Violent deaths of U.S. troops and Iraqi civilians appear to have fallen sharply in Iraq in October, according to the latest Associated Press tally.
Tensions between Iraq and Turkey over Kurdish guerrillas in northern Iraq threaten to overshadow other topics at a regional meeting that starts Thursday in Istanbul.
Several hundred U.S. diplomats vented anger and frustration Wednesday about the State Department's decision to force foreign service officers to take jobs in Iraq, with some likening it to a "potential death sentence."
Iraq's government has approved a draft law to lift immunity for foreign security companies including Blackwater USA, a bid to overturn a decree imposed more than three years ago by the U.S. official who ran the country after the American-led invasion.

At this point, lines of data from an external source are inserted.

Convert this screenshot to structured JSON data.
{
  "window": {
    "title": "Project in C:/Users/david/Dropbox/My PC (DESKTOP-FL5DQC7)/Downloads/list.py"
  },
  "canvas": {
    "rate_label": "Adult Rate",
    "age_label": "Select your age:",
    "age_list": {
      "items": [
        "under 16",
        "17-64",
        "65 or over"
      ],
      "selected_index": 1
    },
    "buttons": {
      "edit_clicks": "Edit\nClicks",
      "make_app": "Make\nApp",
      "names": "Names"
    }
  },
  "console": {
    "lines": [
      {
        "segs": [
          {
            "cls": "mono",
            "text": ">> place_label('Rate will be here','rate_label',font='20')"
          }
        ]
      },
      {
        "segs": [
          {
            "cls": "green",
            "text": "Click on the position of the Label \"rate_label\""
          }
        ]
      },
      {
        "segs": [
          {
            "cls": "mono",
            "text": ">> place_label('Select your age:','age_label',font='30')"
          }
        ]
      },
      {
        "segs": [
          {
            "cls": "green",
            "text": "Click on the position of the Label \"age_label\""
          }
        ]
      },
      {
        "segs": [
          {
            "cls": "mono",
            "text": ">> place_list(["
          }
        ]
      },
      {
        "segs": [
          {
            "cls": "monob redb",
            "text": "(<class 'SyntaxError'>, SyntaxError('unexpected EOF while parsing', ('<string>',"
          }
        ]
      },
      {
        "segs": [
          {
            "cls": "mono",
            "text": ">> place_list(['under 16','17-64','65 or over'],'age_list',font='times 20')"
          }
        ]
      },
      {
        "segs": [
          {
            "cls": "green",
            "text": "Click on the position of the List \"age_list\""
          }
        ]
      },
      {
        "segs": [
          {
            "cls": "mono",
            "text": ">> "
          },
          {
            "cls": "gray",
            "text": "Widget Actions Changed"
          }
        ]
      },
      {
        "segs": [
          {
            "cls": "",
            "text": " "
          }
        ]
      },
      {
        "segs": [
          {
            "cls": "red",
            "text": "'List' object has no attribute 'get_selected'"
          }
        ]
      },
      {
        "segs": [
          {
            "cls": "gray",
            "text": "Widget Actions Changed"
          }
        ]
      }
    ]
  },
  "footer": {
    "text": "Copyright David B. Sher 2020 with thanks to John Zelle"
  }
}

Calling it "a potential death sentence," several hundred diplomats expressed their resentment Wednesday over a new State Department policy that could force them to serve in Iraq or risk losing their jobs.
Iraq said on Wednesday it had set up more checkpoints to restrict the movement of Kurdish guerrillas and cut supply lines to their mountain hideouts following Turkey's demands for firm action against the rebels.
Civilian deaths from violence in Iraq fell again in October to their lowest level this year, government figures showed on Wednesday, bolstering the U.S. military's assertion that a troop surge is reducing bloodshed.
Tensions in northern Iraq between Kurdish guerrillas and neighboring countries are threatening to dominate Iraq?s diplomatic agenda, despite the country?s far broader needs. Prime Minister Nuri Kamal al-Maliki met with Iran
Oct. 31 (Bloomberg) -- Senator Hillary Clinton was attacked by her Democratic rivals last night on issues from Iran and Iraq to Social Security and whether illegal immigrants should get driver's licenses.
Government policy was too dependent on intelligence in the run up to war with Iraq, Sir Richard Dearlove says.